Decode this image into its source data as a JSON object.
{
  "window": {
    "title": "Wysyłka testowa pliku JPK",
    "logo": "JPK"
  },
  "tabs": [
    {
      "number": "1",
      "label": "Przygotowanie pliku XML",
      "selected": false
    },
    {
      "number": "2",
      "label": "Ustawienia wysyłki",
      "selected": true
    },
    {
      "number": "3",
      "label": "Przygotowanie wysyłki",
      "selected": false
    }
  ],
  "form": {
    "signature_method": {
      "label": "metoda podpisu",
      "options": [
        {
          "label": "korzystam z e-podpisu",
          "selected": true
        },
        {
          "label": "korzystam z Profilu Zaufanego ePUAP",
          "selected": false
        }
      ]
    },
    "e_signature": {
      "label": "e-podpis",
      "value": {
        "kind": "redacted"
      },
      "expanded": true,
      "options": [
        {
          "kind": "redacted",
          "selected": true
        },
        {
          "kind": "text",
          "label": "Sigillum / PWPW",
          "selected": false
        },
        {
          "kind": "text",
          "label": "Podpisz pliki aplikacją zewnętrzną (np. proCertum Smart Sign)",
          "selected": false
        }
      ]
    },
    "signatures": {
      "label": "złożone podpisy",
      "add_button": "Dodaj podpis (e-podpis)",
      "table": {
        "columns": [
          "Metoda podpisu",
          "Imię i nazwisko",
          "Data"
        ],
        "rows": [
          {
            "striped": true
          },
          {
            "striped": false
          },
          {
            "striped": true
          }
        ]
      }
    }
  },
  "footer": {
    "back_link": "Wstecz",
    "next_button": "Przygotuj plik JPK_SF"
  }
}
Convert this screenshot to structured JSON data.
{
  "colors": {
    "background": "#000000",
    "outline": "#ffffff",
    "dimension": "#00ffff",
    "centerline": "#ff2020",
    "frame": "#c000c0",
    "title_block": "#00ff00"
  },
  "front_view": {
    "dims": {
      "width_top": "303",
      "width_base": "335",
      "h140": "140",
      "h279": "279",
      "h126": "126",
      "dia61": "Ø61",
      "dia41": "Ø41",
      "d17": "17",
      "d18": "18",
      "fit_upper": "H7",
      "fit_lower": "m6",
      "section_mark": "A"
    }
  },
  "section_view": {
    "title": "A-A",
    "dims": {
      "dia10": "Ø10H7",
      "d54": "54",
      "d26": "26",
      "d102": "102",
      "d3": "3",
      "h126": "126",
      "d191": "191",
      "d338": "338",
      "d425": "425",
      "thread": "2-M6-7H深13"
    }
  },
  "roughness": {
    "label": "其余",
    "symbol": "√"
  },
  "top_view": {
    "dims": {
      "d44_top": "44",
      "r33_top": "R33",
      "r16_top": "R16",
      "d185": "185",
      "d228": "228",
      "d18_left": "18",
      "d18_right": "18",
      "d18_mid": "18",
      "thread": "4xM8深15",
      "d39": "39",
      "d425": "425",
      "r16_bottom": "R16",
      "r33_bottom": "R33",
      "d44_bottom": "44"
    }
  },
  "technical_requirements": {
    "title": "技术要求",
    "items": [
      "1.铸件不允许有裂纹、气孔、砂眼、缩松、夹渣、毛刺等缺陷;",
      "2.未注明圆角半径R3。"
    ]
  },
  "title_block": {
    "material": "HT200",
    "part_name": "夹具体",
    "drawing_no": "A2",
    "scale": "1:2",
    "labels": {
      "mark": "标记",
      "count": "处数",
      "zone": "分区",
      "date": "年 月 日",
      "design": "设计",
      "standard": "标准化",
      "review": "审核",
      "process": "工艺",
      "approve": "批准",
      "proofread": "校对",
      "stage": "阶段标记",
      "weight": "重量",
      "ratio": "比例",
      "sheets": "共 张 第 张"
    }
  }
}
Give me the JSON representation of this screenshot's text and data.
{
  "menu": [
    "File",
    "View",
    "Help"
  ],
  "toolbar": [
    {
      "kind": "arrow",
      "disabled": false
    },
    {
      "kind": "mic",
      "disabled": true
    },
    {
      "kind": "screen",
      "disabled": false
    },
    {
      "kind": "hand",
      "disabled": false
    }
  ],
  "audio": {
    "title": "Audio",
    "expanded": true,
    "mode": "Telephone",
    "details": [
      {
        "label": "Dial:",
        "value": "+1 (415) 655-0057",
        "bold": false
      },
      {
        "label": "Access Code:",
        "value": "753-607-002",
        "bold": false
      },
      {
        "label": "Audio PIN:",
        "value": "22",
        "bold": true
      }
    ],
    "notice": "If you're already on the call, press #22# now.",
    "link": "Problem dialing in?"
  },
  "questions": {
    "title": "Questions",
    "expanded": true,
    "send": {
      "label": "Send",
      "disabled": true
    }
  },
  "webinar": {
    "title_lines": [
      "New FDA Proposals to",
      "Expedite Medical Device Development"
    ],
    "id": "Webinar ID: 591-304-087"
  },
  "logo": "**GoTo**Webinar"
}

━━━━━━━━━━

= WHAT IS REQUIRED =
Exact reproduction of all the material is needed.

= PROBLEM SOLUTION =
Decode this image into its source data as a JSON object.
{
  "window": {
    "title": "Wysyłka testowa pliku JPK",
    "logo": "JPK"
  },
  "tabs": [
    {
      "number": "1",
      "label": "Przygotowanie pliku XML",
      "selected": false
    },
    {
      "number": "2",
      "label": "Ustawienia wysyłki",
      "selected": true
    },
    {
      "number": "3",
      "label": "Przygotowanie wysyłki",
      "selected": false
    }
  ],
  "form": {
    "signature_method": {
      "label": "metoda podpisu",
      "options": [
        {
          "label": "korzystam z e-podpisu",
          "selected": true
        },
        {
          "label": "korzystam z Profilu Zaufanego ePUAP",
          "selected": false
        }
      ]
    },
    "e_signature": {
      "label": "e-podpis",
      "value": {
        "kind": "redacted"
      },
      "expanded": true,
      "options": [
        {
          "kind": "redacted",
          "selected": true
        },
        {
          "kind": "text",
          "label": "Sigillum / PWPW",
          "selected": false
        },
        {
          "kind": "text",
          "label": "Podpisz pliki aplikacją zewnętrzną (np. proCertum Smart Sign)",
          "selected": false
        }
      ]
    },
    "signatures": {
      "label": "złożone podpisy",
      "add_button": "Dodaj podpis (e-podpis)",
      "table": {
        "columns": [
          "Metoda podpisu",
          "Imię i nazwisko",
          "Data"
        ],
        "rows": [
          {
            "striped": true
          },
          {
            "striped": false
          },
          {
            "striped": true
          }
        ]
      }
    }
  },
  "footer": {
    "back_link": "Wstecz",
    "next_button": "Przygotuj plik JPK_SF"
  }
}
Convert this screenshot to structured JSON data.
{
  "colors": {
    "background": "#000000",
    "outline": "#ffffff",
    "dimension": "#00ffff",
    "centerline": "#ff2020",
    "frame": "#c000c0",
    "title_block": "#00ff00"
  },
  "front_view": {
    "dims": {
      "width_top": "303",
      "width_base": "335",
      "h140": "140",
      "h279": "279",
      "h126": "126",
      "dia61": "Ø61",
      "dia41": "Ø41",
      "d17": "17",
      "d18": "18",
      "fit_upper": "H7",
      "fit_lower": "m6",
      "section_mark": "A"
    }
  },
  "section_view": {
    "title": "A-A",
    "dims": {
      "dia10": "Ø10H7",
      "d54": "54",
      "d26": "26",
      "d102": "102",
      "d3": "3",
      "h126": "126",
      "d191": "191",
      "d338": "338",
      "d425": "425",
      "thread": "2-M6-7H深13"
    }
  },
  "roughness": {
    "label": "其余",
    "symbol": "√"
  },
  "top_view": {
    "dims": {
      "d44_top": "44",
      "r33_top": "R33",
      "r16_top": "R16",
      "d185": "185",
      "d228": "228",
      "d18_left": "18",
      "d18_right": "18",
      "d18_mid": "18",
      "thread": "4xM8深15",
      "d39": "39",
      "d425": "425",
      "r16_bottom": "R16",
      "r33_bottom": "R33",
      "d44_bottom": "44"
    }
  },
  "technical_requirements": {
    "title": "技术要求",
    "items": [
      "1.铸件不允许有裂纹、气孔、砂眼、缩松、夹渣、毛刺等缺陷;",
      "2.未注明圆角半径R3。"
    ]
  },
  "title_block": {
    "material": "HT200",
    "part_name": "夹具体",
    "drawing_no": "A2",
    "scale": "1:2",
    "labels": {
      "mark": "标记",
      "count": "处数",
      "zone": "分区",
      "date": "年 月 日",
      "design": "设计",
      "standard": "标准化",
      "review": "审核",
      "process": "工艺",
      "approve": "批准",
      "proofread": "校对",
      "stage": "阶段标记",
      "weight": "重量",
      "ratio": "比例",
      "sheets": "共 张 第 张"
    }
  }
}
Give me the JSON representation of this screenshot's text and data.
{
  "menu": [
    "File",
    "View",
    "Help"
  ],
  "toolbar": [
    {
      "kind": "arrow",
      "disabled": false
    },
    {
      "kind": "mic",
      "disabled": true
    },
    {
      "kind": "screen",
      "disabled": false
    },
    {
      "kind": "hand",
      "disabled": false
    }
  ],
  "audio": {
    "title": "Audio",
    "expanded": true,
    "mode": "Telephone",
    "details": [
      {
        "label": "Dial:",
        "value": "+1 (415) 655-0057",
        "bold": false
      },
      {
        "label": "Access Code:",
        "value": "753-607-002",
        "bold": false
      },
      {
        "label": "Audio PIN:",
        "value": "22",
        "bold": true
      }
    ],
    "notice": "If you're already on the call, press #22# now.",
    "link": "Problem dialing in?"
  },
  "questions": {
    "title": "Questions",
    "expanded": true,
    "send": {
      "label": "Send",
      "disabled": true
    }
  },
  "webinar": {
    "title_lines": [
      "New FDA Proposals to",
      "Expedite Medical Device Development"
    ],
    "id": "Webinar ID: 591-304-087"
  },
  "logo": "**GoTo**Webinar"
}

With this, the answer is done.